For example, a vendor relevant to one of CMIC’s consortia has requested that the industry, through CMIC, identify the key basic parameters that are common for a technology amongst consortium members so they could design and build a platform versus a one-off machine per site. This serves 2 distinct advantages, the first is time. One OEM has stated this could cut a 3-year time line down to 2 years. Secondly, platform technologies require less customization and are therefore inherently less expensive.

In a consortium we are able to present a pipeline of potential projects across multiple companies providing incentive and competitive advantage for the OEM(s) to work with CMIC. By doing so we not only guarantee work but have less competition for a limited number of technologies. In other words, you become the buyer of choice.

A multiple company and asset pipeline will guarantee success whereas a single company and single mine site trial will have a higher risk of failure.

3.    Faster, Cheaper, Better Integration vs High Risk
The majority of effort and risk of failure does not rest with the capabilities of the technology but rather how it is integrated into the mining process. As with any new technology, that is essentially a prototype, there will be many challenges that will threaten the success of its implementation. A collaborative approach provides a platform for multiple companies to share and discuss challenges and potential solutions. Anecdotally, this open innovation approach provides for a 10-fold reduction in time and cost. The competitive advantage will be derived from the speed of adoption of the technology across the company vs at a single asset.

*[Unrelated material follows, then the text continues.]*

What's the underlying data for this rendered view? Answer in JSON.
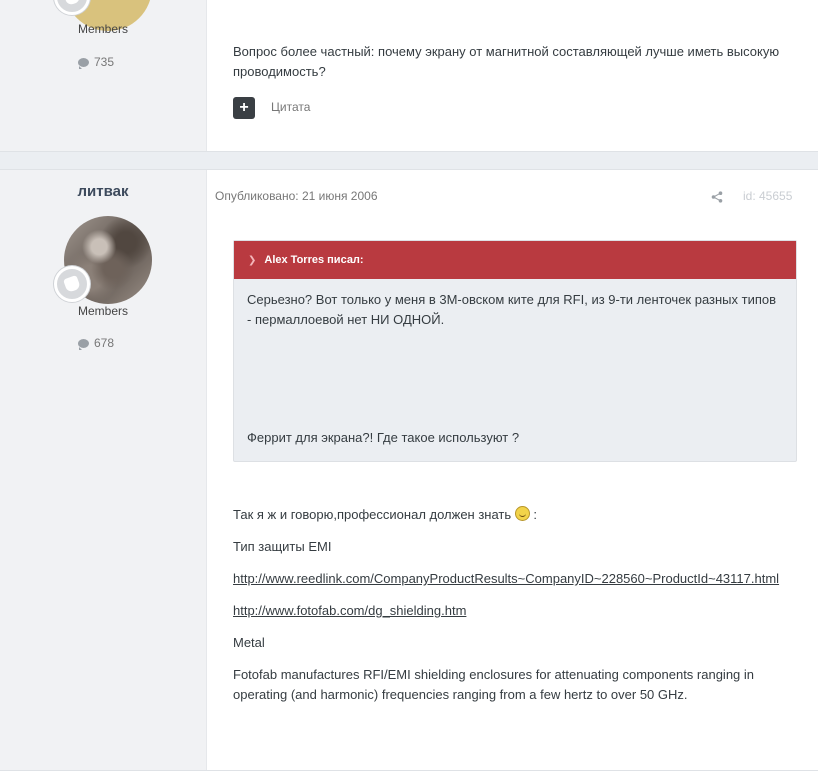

4.    Embrace the Evidence
Every Industry on the planet from automotive manufacturers (including Tesla), software and hardware giants such as Microsoft, IBM, Cisco, Nokia, Ericsson, manufacturing (eg Proctor and Gamble), aerospace (eg Boeing, Lockheed Martin) and pharma (eg Eli Lilly) embrace open innovation with their competitors and have been for a few decades. Evidence across multiple industries clearly demonstrates that those who lock down technology get comfortable and become irrelevant very quickly.

If the mining industry truly wants to innovate then open innovation with their peers is not a question but rather an imperative.

5.   Intellectual Property
OEM’s will raise concerns about multiple mining companies sharing the implementation of technology. In the simplest terms, there are 2 streams of IP. The background technology IP related to the actual physical technology is protected and owned by the OEM’s. More importantly, the process IP related to deploying the technology(ies) in a mine is owned by the mining company and this is the IP we are interested in sharing and co-developing.

The risk faced by going alone is the OEM will insist on ownership of the process IP, or some portion thereof. The results of going it alone are evident in the ownership of data, a form of IP, from vehicles purchased by mining companies.